to steer folks away from internal cards. There are a lot of variables
that led us to that conclusion.
I just hope you aren't saving .bwv files...both .wav files and
Broadcast Wave files use the same file extension (.wav).
Martin, as a MTSU grad (1982), if you need a bunch of files converted
to BWF let me know and we'll try to help out!
Sent from my iPhone
On Nov 30, 2012, at 1:51 PM, Paul Stamler <[log in to unmask]> wrote:
> On 11/30/2012 10:27 AM, Martin Fisher wrote:
>> Thanks to Bruce and Richard for their replies. I should probably outline my reasons for asking in the first place. We're working on a Grammy Foundation grant to digitize a number of tapes. We currently have M-Audio Delta 1010 and Delta 66 interfaces which allow for a maximum sampling frequency of 96 kHz at 24 bits. Aside from the fact that the sampling frequency and bit rates just squeak by and the units have break out boxes I question whether this statement on page 2 of Grammy's methodology document relegates the Deltas to the garbage can.
>> Use of internal computer audio converters and sound cards are not allowed for analog to digital conversion
> That's just plain wrong; there are some excellent in-the-computer

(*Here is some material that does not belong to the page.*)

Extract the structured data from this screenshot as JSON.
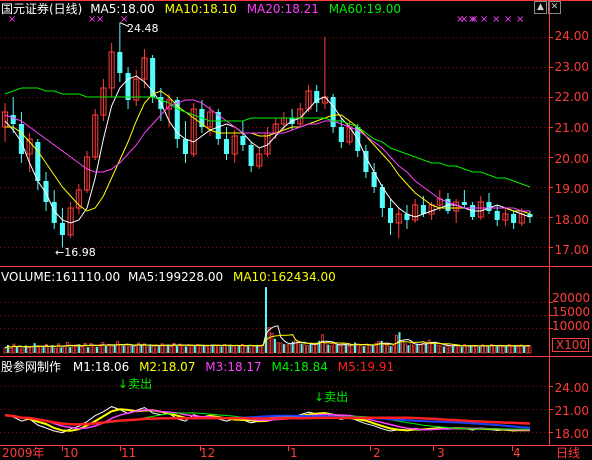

> interfaces out there, including CardDeluxe and Lynx. I understand why
> the requirement is in there, though; they want to make sure grantees
> don't use a SoundBlaster or the usual junk built onto the motherboard.
> Well, external Lynx is excellent.
>> In addition, our Sound Forge 9 software does not support (output) broadcast wave files but there is a program called BWAVWriter that will convert regular WAVs to BWAVs.
>> I don't know whether this satisfies the requirements or not.
>> Basically I'm looking for hardware/software that will allow the simultaneous capturing of up to eight analogue audio channels at 192 kHz/24-bit rendered in a BWAV format.
> Whether it records as .wav or .bwv is strictly a function of the
> software. Reaper should do the job for you.